How did The Yellow-Bellied Sapsuckers originate?
Hart: I had another band, and my fiddle player had to bow out for a little because he had a new baby. Nikki and I knew each other from playing in the old music scene. People just kind of know each other and we had played together before in social settings. I had a couple weddings coming up I needed a fiddle player for, so I hired Nikki. We really hit it off. We make a good team and decided to make it official.
You’ve been commended in the past for your unique band name; is there a story behind “The Yellow-Bellied Sapsuckers”?
Grossman: Early on when we decided to be a band and we needed a name, we were trying to think of things we had in common that we were passionate about. One of those things was making maple syrup. We had been trying to think of a name related to that, with like sap and stuff. And we were like, “I don’t know, what about Yellow-Bellied Sapsuckers?” And we liked it. Because it’s goofy and we don’t take ourselves too seriously, so this is gonna be our band name. (laughs)
Ear to the Ground Music named you guys one of their “Five Americana Bands You Have to Hear to Believe.” What was your reaction to that?
Grossman: We couldn’t believe it! (laughs)
Hart: It’s always great to be recognized. We worked really hard on that record, [Ocooch Mountain Home], and we had a really good support team in place to help us do it. The guy that recorded and engineered, Tom Herbers, is a really well known Minneapolis producer and engineer. Our friend Patrick Harrison who played accordion with us helped a lot as well. It was a great process and it’s awesome to see it recognized in the press and know that other people like it, listen to it and enjoy it.
You definitely have influence from the 1920’s country scene, but in a press release you called yourselves a modern country band. How do you find the balance between these two distinct identities?
Hart: I guess when we call ourselves a modern country band we mean that we’re alive and we’re writing music. (laughs)
Grossman: It’s been a little confusing to people that we say that, so we probably shouldn’t say that as much, (laughs) but we mean it!
Hart: If you look at the music industry, the way it’s structured today, you obviously see that top level of star people, but there are thousands and thousands of musicians underneath them, like us, that are making a living and writing good material. As far as I’m concerned, that’s as much modern country as a country song on the Top 40.
What are your biggest musical influences?
Hart: We have a really eclectic taste. We listen to everything from the obvious 1920’s Brother bands and country western.
Grossman: The Blue Sky Boys and The Louvin Brothers are two of the big ones.
Hart: We cover a lot of those kinds of bands. But we also listen to hip-hop. We love the 70’s British folk scene…
In the beginning of the second set, Nikki, you had some amazing solos, some in Spanish. What were the influences behind those?
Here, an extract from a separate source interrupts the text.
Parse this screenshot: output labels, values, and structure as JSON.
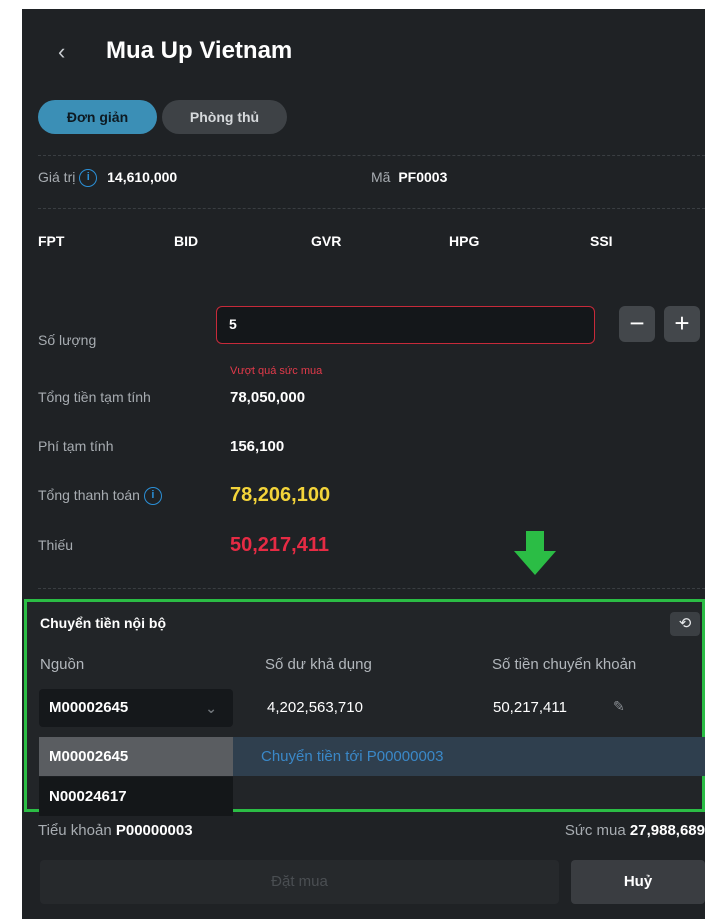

Grossman: Yep! Oh man. First of all, I don’t have any Latino heritage at all, just to straighten that out. (laughs) I just kind of accidentally stumbled on that kind of music at one point and got obsessed with it, particularly one artist called Lydia Mendoza. She was American but spoke and only sang in Spanish. She played a 12-string guitar. Actually the guitar I was playing is a replica of one of her guitars. It was made by a friend who lives in Madison. I got into her music and I learned enough Spanish so that I could learn the songs. I was having a lot of fun with it, and then our friend later made that guitar for me. Ever since, I’ve been trying to incorporate her songs into our sets. I always get a good reaction and the songs are beautiful.
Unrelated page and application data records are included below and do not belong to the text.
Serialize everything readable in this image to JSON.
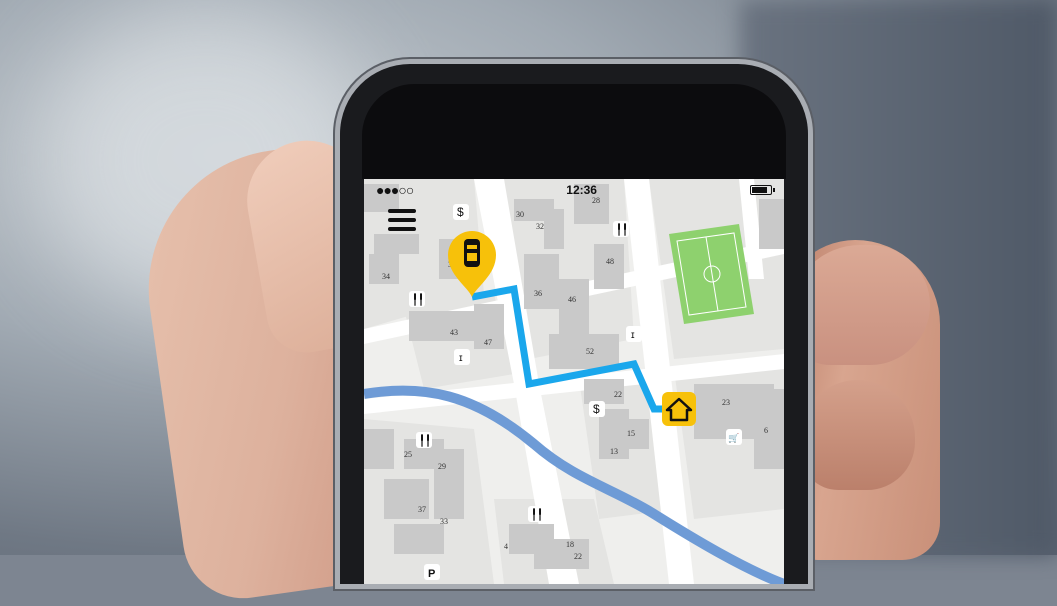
{
  "status_bar": {
    "signal": "●●●○○",
    "time": "12:36",
    "battery_level": 0.85
  },
  "map": {
    "building_numbers": [
      "30",
      "32",
      "28",
      "34",
      "32",
      "48",
      "36",
      "46",
      "43",
      "47",
      "52",
      "22",
      "23",
      "6",
      "15",
      "13",
      "25",
      "29",
      "37",
      "33",
      "4",
      "18",
      "22",
      "8",
      "6"
    ],
    "poi_icons": {
      "dollar": "$",
      "fork_knife": "╿╿",
      "tower": "ɪ",
      "cart": "🛒",
      "parking": "P"
    },
    "colors": {
      "route": "#1aa7ec",
      "river": "#6e9bd6",
      "pin": "#f7c10a",
      "park": "#8ed16e",
      "road": "#ffffff",
      "building": "#c9c9c9",
      "block": "#e3e3e1"
    }
  },
  "icons": {
    "menu": "menu-icon",
    "taxi": "taxi-pin-icon",
    "home": "home-destination-icon"
  }
}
Hart: It’s also very parallel to the other kinds of music we like to do…
You guys just released Ocooch Mountain Home this past year, but what do you see as coming up next for you?
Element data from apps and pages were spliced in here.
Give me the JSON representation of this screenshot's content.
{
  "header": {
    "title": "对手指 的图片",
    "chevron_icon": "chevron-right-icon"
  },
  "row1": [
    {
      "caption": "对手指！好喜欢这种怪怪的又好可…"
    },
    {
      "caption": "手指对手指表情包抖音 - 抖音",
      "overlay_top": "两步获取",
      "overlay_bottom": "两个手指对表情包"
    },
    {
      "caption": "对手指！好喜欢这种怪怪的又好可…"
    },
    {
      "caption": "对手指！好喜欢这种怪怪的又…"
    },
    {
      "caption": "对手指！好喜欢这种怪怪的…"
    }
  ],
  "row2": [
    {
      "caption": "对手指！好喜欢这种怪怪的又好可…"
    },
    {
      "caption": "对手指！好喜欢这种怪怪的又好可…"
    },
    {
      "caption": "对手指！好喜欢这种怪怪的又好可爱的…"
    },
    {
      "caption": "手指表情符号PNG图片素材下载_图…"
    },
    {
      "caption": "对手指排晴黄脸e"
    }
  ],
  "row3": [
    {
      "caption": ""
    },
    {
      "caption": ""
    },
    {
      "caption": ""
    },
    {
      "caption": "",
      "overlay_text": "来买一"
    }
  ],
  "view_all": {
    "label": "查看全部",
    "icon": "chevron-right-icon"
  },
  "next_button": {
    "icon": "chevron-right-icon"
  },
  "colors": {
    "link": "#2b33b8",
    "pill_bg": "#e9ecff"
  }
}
Hart: Right now we’re really focused on booking our summer. We would really love to play more festivals. They have a really good family-centered vibe, and they’re a lot of fun. We’ll start thinking about recording in the fall of next year. We don’t have a solid plan yet, but we’ve kicked around a lot of ideas.
To keep up with The Yellow-Bellied Sapsuckers, visit their website.